Subscribe to Canada Free Press for FREE

James Webb Space Telescope, SpaceWire technology

James Webb get’s a Speed Boost


By Joshua Hill —— Bio and Archives--November 14, 2007

Comments | Print Friendly | Subscribe | Email Us

The James Webb Space Telescope (JWST) is in line to launch 2013, and become the new era of space telescope. The warhorse of the skies—Hubble—has been patrolling the skies since 1990, and is due for a rest. James Webb will become the new darling of space exploration, and to help it do its job, it has received a broadband boost in speed.

Engineers at the NASA Goddard Space Flight Center in Greenbelt, Maryland, took SpaceWire, originally developed by the European Space Agency, and made it easier to be implemented in to space missions. The low-power microchip works at over 200 megabits a second, allowing for faster data communication between JWST’s four main science instruments.

What does all of that mean?

It means that the images captured by James Webb will be larger and of a higher resolution than ever before.

“It makes the scientists happy, and makes the observatory more efficient because it can cover a large swath of sky faster,” said Pam Sullivan, manager of the JWST Integrated Science Instrument Module.

Essentially, JWST is just a giant digital camera, converting what it sees on the light spectrum in to digital images. Of course, the telescope is much bigger, and needs a much more expensive sensor than your average digital camera though. Needless to say, there is really no comparison in terms of quality between a digital camera image and one that will be produced by the JWST.

The JWST will be running with 66 million detector pixels, which just means a larger sensor. But with a larger sensor count, you need a faster way to communicate that data. That is where the SpaceWire comes in, allowing that fast communication.

The SpaceWire technology will be available to other space missions soon, and is already being used by missions such as the Lunar Reconnaissance Orbiter and the Geostationary Operational Environmental Satellite-R. NASA research centers that are already using SpaceWire in technology development include the NASA Glenn Research Center, in Cleveland, OH, the Jet Propulsion Laboratory in Pasadena, CA, Langley Research Center in Hampton, VA., and the Marshall Space Flight Center in Huntsville, AL.
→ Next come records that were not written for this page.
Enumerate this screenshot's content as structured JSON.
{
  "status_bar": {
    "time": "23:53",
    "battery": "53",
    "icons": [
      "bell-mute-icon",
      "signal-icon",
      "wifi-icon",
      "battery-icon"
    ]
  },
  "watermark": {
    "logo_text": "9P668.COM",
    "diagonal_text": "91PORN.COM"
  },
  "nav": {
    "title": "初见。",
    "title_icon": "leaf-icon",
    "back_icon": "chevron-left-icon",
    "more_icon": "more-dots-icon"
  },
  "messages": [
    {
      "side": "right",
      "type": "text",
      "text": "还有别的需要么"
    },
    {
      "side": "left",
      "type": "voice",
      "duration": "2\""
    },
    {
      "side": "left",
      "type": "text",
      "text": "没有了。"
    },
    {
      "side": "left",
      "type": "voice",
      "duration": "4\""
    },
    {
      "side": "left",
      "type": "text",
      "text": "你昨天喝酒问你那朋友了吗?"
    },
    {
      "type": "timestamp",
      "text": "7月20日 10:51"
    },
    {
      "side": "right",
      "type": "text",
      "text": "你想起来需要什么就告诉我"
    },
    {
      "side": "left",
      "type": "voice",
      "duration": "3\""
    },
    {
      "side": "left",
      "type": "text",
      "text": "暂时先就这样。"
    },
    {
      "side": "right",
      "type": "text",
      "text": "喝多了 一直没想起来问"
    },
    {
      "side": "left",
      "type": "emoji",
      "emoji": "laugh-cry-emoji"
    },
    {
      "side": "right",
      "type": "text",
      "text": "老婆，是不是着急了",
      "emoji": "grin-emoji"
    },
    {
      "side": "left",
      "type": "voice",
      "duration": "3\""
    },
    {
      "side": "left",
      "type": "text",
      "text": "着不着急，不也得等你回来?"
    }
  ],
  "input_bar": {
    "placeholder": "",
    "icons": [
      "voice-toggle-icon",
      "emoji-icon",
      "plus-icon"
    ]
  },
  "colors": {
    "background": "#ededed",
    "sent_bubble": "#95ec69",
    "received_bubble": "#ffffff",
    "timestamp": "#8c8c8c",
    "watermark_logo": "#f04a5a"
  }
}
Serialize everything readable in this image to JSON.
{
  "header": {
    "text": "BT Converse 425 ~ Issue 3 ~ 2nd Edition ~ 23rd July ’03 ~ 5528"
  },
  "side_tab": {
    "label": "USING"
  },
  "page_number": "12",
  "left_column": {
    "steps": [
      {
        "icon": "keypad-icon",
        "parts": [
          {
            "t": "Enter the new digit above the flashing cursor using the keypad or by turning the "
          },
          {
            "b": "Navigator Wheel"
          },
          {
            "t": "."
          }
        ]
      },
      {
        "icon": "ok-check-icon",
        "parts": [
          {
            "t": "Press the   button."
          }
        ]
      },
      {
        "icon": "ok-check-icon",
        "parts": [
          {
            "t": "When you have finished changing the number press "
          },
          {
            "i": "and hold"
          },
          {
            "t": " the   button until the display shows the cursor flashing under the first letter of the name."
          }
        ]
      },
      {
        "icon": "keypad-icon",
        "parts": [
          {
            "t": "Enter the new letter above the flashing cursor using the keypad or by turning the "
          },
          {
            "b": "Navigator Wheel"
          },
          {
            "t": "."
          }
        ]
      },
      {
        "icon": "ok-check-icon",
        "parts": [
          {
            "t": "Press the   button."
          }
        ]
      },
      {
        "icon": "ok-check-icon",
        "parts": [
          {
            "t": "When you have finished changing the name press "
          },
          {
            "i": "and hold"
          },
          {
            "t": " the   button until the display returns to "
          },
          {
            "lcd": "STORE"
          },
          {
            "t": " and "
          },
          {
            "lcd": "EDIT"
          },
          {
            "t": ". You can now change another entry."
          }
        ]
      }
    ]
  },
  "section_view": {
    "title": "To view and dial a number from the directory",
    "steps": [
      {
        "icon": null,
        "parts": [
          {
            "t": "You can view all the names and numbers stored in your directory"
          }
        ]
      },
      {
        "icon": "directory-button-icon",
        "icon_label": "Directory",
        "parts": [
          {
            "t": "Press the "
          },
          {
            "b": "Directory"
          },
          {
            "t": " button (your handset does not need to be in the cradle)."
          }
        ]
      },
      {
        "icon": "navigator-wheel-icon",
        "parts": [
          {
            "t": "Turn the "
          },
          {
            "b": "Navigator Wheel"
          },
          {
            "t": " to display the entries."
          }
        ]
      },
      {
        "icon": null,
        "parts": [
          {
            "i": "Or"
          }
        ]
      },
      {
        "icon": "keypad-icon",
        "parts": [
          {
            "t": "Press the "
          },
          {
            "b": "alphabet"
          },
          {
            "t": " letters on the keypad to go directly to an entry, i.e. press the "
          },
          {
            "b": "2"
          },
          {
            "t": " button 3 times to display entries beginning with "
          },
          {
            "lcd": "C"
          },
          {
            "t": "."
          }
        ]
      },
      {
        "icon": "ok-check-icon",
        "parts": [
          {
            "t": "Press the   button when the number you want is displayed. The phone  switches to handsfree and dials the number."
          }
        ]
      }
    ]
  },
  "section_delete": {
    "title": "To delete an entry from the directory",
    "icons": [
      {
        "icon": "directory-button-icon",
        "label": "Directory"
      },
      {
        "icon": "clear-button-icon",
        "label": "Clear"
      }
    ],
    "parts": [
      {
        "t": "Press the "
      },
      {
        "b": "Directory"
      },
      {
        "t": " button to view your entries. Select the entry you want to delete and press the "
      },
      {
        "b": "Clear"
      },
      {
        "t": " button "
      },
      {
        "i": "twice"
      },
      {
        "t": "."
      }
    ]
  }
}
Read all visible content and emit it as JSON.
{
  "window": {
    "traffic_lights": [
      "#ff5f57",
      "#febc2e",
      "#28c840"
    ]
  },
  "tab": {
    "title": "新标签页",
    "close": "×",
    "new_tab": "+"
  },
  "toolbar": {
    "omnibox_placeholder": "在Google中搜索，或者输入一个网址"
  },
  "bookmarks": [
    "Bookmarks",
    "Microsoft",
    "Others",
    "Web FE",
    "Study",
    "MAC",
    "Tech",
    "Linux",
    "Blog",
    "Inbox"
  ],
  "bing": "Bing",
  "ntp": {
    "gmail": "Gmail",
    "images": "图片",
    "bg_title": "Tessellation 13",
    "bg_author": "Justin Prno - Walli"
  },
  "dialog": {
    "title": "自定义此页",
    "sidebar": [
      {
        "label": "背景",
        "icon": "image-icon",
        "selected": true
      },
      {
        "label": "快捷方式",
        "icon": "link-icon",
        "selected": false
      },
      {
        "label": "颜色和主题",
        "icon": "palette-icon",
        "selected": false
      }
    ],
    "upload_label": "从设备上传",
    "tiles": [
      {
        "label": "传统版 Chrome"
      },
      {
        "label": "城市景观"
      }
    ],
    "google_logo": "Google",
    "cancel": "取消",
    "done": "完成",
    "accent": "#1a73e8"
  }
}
James Webb is the next step for NASA, along with their partners from the European Space Agency and the Canadian Space Agency. But because the JWST is so large it cannot fit on to the rocket, without being folded.

“To see all the way to the edge of the universe, you need larger telescopes,” said Sullivan.

(http://www.space.com)


Joshua Hill, a Geek’s-Geek from Melbourne, Australia, Josh is an aspiring author with dreams of publishing his epic fantasy, currently in the works, sometime in the next 5 years. A techie, nerd, sci-fi nut and bookworm.



Guest Column Joshua Hill -- Bio and Archives | Comments

Items of notes and interest from the web.

Commenting Policy

Please adhere to our commenting policy to avoid being banned. As a privately owned website, we reserve the right to remove any comment and ban any user at any time.

Comments that contain spam, advertising, vulgarity, threats of violence, racism, anti-Semitism, or personal or abusive attacks on other users may be removed and result in a ban.
-- Follow these instructions on registering: